1816:  (no big brim and higher)
1813:  (a lot higher BUT made from Velours/velvet)
1814: (this one has the best ressemblance, but made from straw) 
1806 (wider brim)

Monday 16 February 2015

getting into knitting... and crocheting.. but WHY?...

So, my 2015 project "learning how to knit (and crochet) properly" has begun.

Some of you might ask "why on earth is she doing this? Why can't she just stick to sewing?"

And there are even several answers to this question!

1. Because sewing and made to measure garments just don't make sense when you are 9 months pregnant or still have the "post-baby-belly" (for those of you not so familiar with physical changes in pregnancy remember the old saying "9 month the belly comes, 9 months the belly goes" - which adds up to 18 months of weird sizes - ideally -) - and i don't want/need that much of maternity clothes...
2. Because the children don't need that many clothes...
3. Because I couldn't resist learning something new...
4. Just LOOK at the woodland knits book, HOW can you not?!? (and theres another one just begging me to have  a look into it: botanical knits by Alana Dakos. And then you could indulge in estonian lace knits and faire island knits and norwegian patterns and and and...
5. Because for my vintage-inspired wardrobe I could do with a few of those knitted or crocheted tops/blouses ... and you can still get original instructions - what could be better? I've even seen a pattern for a 1930s crochet swim suit... Irresistable!! :) (yes, that's the real reason, really, but I am not yet couragous enough to start on those...)
My first project after the warming up phase (woolly hats) are mitts. They are knitted in a basic lace-pattern (Ajourmuster) in blue merino wool.  Never done mitts or Ajour before...

I am using the book "stricken basisc" by Stephanie van der Linden (a German publication, knitting proper stuff in English will be the next step). It's a basic techniques book for beginners with a few nice projects and lots of explanations. Her instructions are clear and easy to follow and the pictures that go with the intructions are really helpful. Very recommendable. They also have instructions for left-handed knitting.

My next projects are from the book "woodland knits" by Stephanie Dosen and are a lot more challenging. Unfortunately, there are also a lot of techniques involved, that the basic knitting book doesn't include, but I am going to consult youtube and and generally the internet for that. If I don't challenge myself, I will only knit garter stitch, so... I am going to learn how to knit cables, how to wrap and turn and how to knit 4 below... I might end up knitting upside down altogether. :)

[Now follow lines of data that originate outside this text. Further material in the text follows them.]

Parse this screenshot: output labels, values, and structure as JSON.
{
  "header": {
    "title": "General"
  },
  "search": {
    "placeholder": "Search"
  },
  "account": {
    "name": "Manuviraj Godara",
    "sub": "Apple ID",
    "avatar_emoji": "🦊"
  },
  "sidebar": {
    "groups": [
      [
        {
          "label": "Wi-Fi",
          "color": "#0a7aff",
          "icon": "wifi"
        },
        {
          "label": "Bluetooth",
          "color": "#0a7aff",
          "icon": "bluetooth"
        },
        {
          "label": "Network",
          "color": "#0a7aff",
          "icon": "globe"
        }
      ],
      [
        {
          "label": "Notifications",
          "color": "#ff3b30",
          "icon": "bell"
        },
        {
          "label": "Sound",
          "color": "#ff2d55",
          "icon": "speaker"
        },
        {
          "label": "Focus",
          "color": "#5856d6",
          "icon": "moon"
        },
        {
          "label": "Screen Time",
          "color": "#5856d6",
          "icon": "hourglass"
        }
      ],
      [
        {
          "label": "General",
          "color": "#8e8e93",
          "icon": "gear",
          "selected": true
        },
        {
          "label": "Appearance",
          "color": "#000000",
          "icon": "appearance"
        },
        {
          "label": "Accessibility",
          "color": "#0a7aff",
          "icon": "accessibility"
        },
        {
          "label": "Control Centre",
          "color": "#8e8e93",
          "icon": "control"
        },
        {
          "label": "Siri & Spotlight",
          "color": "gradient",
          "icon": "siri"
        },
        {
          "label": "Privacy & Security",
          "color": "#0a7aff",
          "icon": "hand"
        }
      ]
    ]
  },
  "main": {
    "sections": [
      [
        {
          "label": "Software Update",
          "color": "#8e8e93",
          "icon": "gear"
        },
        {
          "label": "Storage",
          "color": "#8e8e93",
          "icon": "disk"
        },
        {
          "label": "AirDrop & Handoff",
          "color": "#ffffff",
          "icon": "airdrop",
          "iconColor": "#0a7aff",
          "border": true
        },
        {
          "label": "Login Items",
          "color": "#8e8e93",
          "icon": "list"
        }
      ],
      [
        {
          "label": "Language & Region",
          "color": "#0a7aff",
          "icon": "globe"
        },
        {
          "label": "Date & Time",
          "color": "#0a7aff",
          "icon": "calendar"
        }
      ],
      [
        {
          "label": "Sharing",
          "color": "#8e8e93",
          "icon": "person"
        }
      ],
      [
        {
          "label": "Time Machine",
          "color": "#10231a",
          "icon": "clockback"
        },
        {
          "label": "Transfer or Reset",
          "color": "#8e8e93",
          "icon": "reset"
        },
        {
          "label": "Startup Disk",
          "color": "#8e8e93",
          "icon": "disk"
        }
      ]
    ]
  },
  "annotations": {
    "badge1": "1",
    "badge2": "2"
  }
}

Also, I think it will take me so long to master these techniques, that until then the baby bump should be ... well... considerably reduced I hope. I don't dare to hope it will go back to "before".

So, we can all look forward to weird knitted and crocheted accessoires and in the end, hopefully, vintage pattern inspired blouses/tops or even a swimsuit. ;) 

Now, if that's not a bunch of really good reasons, I don't know what to say!

Monday 9 February 2015

monmouth cap and another one... knitting...

I've started knitting again... to get into it, I chose 2 quick and easy projects (even matching the cold snowy winterweather finally...)

4 years ago I have knitted the monmouth cap ... and then it got lost... so after contemplating (for about another year) I have decided to knit another one. :) Same instructions, even the same yarn. You can find the link to the instructions on the internet
They are quite clear and straight forward, so nice to follow. There is also a bit of info on the history of the Monmouth Cap (dating back to the 15th century).
I really like hemmed brim, if you fold it up (like on the picture) it gives the ears triple protection against cold and wind. Really does the trick and looks good.

The perfect model for winter hats.
Easy but nice project. :) 

I also made a hat for Miss L., as usual she hates new things, but I really really like it. The colours remind me of blackforest gateau (yummy). It's just a rectangular piece knitted in garter stitch. Then sewn together at sides and top and 2 pompoms attached. Ready. I am a bit jealous (again... as usual...)..

I just can't get him to look more enthusastic, sry...